In → Out humble/colloquialism humble
In → In honorific/respectful name (colloquialism)
Out → In honorific/respectful honorific/respectful
Age Older than ego Younger than ego
Table 4: Classification of kinship terms for social groups in comparison to the age of the speaker in Japanese
A similar pattern of classification can be found in Dutch, though it depends on generation instead of age. According to Table 2, kins who are from a previous generation in comparison to the speaker are addressed or referred to by a kinship term, sometimes followed by their name. Parents are never addressed or referred to by their name. Family members from the same or a younger generation are always addressed by their name and referred to by either the proper kinship term or name (depending on whether the listener knows the kin). Summary of this data:

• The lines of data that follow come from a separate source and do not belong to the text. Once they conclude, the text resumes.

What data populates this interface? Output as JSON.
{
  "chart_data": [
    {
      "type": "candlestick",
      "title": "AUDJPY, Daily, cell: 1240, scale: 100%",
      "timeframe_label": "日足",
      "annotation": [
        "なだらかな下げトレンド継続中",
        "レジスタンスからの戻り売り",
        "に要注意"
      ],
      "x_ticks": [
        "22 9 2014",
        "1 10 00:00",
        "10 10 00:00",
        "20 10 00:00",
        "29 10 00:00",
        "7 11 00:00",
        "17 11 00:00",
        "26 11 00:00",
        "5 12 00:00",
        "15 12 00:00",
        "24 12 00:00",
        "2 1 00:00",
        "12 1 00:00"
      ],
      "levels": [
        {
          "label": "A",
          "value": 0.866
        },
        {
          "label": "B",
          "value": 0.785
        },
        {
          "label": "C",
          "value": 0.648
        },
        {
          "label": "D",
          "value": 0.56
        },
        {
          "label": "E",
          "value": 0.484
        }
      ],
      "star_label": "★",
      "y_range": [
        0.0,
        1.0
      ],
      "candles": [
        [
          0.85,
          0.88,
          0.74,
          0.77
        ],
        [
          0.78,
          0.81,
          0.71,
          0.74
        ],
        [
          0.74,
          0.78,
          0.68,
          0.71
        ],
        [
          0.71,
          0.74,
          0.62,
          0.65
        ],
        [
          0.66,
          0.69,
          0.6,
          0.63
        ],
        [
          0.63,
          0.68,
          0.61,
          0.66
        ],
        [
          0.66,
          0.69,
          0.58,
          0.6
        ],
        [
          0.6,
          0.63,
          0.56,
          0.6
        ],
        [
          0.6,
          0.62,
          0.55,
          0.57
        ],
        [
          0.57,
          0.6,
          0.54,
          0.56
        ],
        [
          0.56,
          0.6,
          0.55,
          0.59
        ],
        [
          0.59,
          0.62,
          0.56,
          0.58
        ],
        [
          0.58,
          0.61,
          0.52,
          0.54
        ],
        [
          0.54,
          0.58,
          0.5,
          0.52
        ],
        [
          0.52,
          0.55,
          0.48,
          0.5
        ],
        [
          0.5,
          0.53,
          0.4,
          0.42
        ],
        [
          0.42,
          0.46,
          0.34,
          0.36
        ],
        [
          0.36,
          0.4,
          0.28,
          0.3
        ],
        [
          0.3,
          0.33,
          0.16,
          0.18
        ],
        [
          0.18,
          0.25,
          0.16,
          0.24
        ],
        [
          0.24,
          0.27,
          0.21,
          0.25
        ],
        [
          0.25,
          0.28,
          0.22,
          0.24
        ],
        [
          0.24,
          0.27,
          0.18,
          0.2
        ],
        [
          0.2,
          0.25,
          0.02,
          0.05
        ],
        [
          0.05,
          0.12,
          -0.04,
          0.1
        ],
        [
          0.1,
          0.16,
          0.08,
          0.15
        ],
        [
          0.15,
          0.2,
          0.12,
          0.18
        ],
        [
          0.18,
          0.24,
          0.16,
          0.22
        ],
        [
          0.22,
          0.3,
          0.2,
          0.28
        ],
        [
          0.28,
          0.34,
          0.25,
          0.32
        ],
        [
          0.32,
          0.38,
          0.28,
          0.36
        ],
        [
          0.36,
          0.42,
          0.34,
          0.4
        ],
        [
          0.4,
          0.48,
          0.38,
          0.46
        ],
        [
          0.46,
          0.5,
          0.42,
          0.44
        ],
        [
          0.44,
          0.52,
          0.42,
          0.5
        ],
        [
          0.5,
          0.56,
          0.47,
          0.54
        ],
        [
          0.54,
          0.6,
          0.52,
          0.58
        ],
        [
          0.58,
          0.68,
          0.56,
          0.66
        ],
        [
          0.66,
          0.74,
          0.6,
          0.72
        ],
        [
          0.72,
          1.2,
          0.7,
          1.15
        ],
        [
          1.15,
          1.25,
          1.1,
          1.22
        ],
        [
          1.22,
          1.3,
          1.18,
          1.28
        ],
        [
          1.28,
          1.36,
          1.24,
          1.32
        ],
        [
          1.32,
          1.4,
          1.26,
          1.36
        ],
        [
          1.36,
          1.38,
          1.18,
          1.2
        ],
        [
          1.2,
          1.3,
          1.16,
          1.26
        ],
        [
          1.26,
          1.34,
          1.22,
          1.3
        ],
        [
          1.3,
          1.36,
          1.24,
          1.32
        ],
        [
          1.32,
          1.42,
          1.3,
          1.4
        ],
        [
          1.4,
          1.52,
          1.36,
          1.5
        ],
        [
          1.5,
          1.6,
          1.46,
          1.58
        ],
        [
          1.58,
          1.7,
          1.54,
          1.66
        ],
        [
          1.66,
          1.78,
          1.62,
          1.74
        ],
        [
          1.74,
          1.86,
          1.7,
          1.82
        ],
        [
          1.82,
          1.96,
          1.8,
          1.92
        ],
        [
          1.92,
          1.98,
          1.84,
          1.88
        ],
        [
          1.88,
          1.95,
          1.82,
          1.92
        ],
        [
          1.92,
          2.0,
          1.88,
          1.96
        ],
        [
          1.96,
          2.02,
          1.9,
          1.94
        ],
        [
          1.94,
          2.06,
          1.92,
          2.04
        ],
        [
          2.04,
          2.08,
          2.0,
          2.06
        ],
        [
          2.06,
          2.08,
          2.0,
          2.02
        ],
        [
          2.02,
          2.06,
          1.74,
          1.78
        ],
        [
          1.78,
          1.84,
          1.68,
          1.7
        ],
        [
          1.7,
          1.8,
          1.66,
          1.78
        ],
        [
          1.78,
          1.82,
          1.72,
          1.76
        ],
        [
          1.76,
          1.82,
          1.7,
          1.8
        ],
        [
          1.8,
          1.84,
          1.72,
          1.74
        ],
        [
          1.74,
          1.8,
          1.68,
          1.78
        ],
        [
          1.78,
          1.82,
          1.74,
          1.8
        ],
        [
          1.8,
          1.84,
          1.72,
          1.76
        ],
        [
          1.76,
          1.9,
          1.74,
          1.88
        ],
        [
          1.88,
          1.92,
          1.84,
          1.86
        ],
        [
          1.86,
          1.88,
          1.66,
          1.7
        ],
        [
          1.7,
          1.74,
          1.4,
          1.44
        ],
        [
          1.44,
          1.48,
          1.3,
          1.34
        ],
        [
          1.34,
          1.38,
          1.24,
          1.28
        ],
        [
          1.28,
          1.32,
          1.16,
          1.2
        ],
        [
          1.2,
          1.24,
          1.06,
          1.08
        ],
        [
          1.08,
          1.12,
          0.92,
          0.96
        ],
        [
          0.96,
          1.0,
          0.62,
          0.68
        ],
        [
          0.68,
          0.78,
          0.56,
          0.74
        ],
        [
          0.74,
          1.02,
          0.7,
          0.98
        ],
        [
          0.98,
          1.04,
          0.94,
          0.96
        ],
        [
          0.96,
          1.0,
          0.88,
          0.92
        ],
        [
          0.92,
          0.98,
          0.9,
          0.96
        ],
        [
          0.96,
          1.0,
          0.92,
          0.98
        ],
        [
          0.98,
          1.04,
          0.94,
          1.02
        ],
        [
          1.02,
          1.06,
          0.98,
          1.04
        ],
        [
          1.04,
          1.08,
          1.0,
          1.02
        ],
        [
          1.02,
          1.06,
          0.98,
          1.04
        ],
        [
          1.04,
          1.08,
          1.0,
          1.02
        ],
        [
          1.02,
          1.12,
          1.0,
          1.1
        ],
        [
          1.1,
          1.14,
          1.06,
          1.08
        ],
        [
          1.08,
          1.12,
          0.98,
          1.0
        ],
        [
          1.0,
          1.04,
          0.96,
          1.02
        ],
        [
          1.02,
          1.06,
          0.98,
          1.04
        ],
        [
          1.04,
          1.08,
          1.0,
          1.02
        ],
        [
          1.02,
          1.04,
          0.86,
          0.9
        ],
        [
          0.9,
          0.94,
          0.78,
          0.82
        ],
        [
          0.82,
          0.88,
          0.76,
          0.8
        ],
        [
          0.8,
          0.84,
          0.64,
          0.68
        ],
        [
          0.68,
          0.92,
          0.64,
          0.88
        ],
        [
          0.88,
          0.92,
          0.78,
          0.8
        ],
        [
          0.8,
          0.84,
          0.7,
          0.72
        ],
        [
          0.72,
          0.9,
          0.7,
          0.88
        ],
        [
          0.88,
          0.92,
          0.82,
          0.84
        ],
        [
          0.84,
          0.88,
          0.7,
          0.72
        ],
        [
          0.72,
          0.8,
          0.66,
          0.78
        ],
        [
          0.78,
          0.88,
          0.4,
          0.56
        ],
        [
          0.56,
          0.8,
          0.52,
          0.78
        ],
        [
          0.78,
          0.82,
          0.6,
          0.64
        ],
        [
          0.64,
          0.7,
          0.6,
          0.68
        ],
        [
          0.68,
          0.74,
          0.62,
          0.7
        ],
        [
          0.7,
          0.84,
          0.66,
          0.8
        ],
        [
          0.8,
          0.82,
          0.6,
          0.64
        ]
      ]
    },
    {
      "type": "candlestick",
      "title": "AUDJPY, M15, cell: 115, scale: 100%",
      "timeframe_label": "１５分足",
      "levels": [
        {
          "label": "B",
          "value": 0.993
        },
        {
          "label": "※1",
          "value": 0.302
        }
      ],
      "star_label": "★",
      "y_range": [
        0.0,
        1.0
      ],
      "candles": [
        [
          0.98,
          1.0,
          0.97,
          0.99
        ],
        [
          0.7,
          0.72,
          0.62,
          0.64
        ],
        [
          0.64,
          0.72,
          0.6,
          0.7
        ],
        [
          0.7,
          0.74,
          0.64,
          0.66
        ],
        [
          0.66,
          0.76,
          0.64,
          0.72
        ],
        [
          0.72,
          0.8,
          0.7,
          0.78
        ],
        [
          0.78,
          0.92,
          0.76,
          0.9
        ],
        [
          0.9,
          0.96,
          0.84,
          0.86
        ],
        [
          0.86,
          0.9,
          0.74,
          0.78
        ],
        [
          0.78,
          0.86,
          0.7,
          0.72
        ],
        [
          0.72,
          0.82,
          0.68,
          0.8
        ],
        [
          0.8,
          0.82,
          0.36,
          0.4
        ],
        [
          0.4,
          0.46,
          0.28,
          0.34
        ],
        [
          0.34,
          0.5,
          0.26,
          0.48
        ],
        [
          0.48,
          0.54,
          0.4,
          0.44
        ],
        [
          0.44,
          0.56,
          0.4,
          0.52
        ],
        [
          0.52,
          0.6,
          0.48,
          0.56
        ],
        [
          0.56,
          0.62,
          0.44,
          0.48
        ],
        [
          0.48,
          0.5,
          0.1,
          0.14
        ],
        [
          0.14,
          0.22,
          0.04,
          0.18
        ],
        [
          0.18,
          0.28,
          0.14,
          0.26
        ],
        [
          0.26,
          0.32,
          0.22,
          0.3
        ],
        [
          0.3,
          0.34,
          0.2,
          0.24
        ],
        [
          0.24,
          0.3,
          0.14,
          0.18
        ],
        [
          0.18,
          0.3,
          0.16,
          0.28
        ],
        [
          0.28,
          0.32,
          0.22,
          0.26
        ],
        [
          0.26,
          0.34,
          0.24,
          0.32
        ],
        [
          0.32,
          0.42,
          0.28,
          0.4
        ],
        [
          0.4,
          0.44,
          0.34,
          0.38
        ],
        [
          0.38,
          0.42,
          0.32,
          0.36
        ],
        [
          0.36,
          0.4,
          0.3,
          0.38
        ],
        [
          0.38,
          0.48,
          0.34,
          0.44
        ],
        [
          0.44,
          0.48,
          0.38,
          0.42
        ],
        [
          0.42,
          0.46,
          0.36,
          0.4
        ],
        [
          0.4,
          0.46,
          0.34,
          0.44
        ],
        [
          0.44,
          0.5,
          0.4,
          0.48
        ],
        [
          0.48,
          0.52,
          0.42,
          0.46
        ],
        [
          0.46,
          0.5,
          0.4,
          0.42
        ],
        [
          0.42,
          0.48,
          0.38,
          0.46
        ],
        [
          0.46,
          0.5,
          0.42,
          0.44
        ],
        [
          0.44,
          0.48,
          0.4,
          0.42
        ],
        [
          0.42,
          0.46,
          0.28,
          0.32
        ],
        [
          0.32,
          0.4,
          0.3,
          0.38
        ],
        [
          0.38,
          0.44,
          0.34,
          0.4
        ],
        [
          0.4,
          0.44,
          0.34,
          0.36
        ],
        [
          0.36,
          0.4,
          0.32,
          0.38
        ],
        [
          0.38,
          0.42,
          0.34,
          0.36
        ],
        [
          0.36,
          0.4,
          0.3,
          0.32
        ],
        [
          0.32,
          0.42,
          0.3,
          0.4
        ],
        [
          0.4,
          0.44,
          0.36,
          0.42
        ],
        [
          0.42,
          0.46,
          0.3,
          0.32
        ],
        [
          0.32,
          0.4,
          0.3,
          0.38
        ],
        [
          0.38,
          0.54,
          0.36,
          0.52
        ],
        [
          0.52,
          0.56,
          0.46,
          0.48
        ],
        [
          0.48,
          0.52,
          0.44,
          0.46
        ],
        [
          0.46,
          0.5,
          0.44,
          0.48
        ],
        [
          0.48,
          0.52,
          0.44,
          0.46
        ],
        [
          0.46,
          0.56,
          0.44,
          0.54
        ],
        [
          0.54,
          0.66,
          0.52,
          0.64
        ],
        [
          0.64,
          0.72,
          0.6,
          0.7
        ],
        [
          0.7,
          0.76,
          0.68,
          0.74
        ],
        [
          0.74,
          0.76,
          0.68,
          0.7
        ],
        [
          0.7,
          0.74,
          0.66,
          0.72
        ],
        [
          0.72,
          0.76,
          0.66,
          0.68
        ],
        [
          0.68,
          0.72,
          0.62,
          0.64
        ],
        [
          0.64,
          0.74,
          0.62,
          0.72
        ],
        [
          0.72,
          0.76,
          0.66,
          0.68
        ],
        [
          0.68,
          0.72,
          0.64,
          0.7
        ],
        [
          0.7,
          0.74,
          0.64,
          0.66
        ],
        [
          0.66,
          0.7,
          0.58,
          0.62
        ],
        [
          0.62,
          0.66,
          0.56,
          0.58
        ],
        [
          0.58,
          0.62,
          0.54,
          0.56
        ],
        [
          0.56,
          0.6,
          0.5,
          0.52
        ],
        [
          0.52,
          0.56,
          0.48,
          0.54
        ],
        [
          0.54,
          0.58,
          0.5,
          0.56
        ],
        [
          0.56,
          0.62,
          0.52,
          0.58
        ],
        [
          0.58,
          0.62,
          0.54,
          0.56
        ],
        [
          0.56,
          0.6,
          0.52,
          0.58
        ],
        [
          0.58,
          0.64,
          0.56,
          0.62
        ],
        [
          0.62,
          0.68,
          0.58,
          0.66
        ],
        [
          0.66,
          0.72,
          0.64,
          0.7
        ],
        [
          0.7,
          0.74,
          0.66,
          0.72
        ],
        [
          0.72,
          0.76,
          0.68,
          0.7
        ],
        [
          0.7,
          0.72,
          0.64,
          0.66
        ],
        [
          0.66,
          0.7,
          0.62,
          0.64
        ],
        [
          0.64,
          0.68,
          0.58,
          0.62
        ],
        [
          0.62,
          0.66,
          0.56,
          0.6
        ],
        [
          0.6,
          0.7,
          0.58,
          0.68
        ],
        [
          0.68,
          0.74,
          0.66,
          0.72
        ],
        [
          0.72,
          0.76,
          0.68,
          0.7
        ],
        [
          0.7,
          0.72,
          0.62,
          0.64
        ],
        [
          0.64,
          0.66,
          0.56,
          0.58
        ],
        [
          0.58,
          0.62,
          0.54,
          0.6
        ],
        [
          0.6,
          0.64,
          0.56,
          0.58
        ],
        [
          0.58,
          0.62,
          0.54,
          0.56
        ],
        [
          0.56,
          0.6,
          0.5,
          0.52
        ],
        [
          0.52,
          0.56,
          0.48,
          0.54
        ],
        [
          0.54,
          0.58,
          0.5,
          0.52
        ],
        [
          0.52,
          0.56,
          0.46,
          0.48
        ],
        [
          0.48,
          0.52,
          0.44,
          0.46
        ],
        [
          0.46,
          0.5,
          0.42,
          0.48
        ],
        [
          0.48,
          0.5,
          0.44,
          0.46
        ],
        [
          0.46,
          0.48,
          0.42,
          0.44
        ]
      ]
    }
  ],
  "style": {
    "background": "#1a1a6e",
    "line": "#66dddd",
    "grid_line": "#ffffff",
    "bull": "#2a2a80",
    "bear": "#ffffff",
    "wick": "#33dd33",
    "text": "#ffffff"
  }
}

Address term term [name] [name]
Reference term term [name] term, [name]
Generation Parents Older than ego Younger than ego
Table 5: Classification of kinship terms in comparison to the generation of the speaker in Dutch

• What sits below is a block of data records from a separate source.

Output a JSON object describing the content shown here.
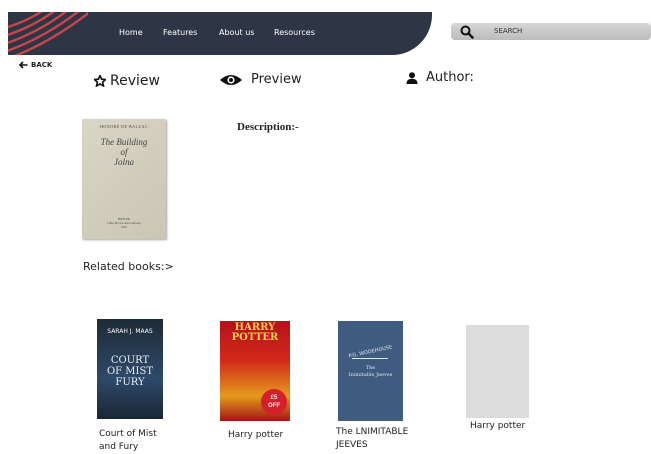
{
  "nav": {
    "items": [
      "Home",
      "Features",
      "About us",
      "Resources"
    ]
  },
  "search": {
    "placeholder": "SEARCH"
  },
  "back": {
    "label": "BACK"
  },
  "tabs": {
    "review": "Review",
    "preview": "Preview",
    "author": "Author:"
  },
  "book": {
    "author": "HONORÉ DE BALZAC",
    "title": "The Building\nof\nJolna",
    "publisher": "BOSTON\nLittle, Brown and Company\n1901"
  },
  "description_label": "Description:-",
  "related_label": "Related books:>",
  "related_books": [
    {
      "title": "Court of Mist\nand Fury",
      "cover_author": "SARAH J. MAAS",
      "cover_title": "COURT\nOF MIST\nFURY"
    },
    {
      "title": "Harry potter",
      "cover_title": "HARRY\nPOTTER",
      "cover_badge": "£5\nOFF"
    },
    {
      "title": "The  LNIMITABLE\nJEEVES",
      "cover_author": "P.G. WODEHOUSE",
      "cover_title": "The\nInimitable Jeeves"
    },
    {
      "title": "Harry potter"
    }
  ],
  "colors": {
    "header_bg": "#2e3545",
    "stripe": "#c8464a"
  }
}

CONCLUSION So far, data drawn from various sources regarding kinship terminology in the Japanese and Dutch language has been analyzed, discussed and compared in order to determine to what extent respect in attitude towards kins in its terminology can be distinguished. In conclusion, I will present my findings based on this paper. The distinction between in- and out-groups in Japan has proven to be of significant importance while researching the subject of kinship terminology. According to the data, people from the out-group will in all times approach members of the in-group in a honorific and respectful manner of speech. Within the in-group, the speaker proves to share the same level of respect towards kins elder than him or her, while a more colloquial and personal level of speech is used towards family members that are younger. When the speaker refers to a family member, most likely a humble term is used to indicate both kins older and younger than the speaker, although occassionally a colloquial term is used. The lack of this strong perception of social groups makes it less difficult to research the topic of kinship terminology in Dutch. It is highly unlikely the speaker will address or refer to his or her parents by their names, so virtually in every case the respective term is used. When the speaker addresses or refers to kins from a previous generation (other than parents, that is), either a term or a term followed by a name is being used. When the listener is engaged in a conversation while not knowing the person in question, the name will be omitted. This is the same for referring to family members from the same or a younger generation, although these will be addressed by merely their name. In general, addressing a kin by using a term is considered to be more respectful than name only.
Edmonson, Munro S., 1957. “Kinship Terms and Kinship Concepts” in American Anthropologist, 343-372. Shibatani, Masayoshi. (1990). The languages of Japan. Cambridge: Cambridge University Press. p 94. Yamaguchi, Toshiko, 2007. Japanese Language in Use: An Introduction. London: Continuum. pp. 121-168.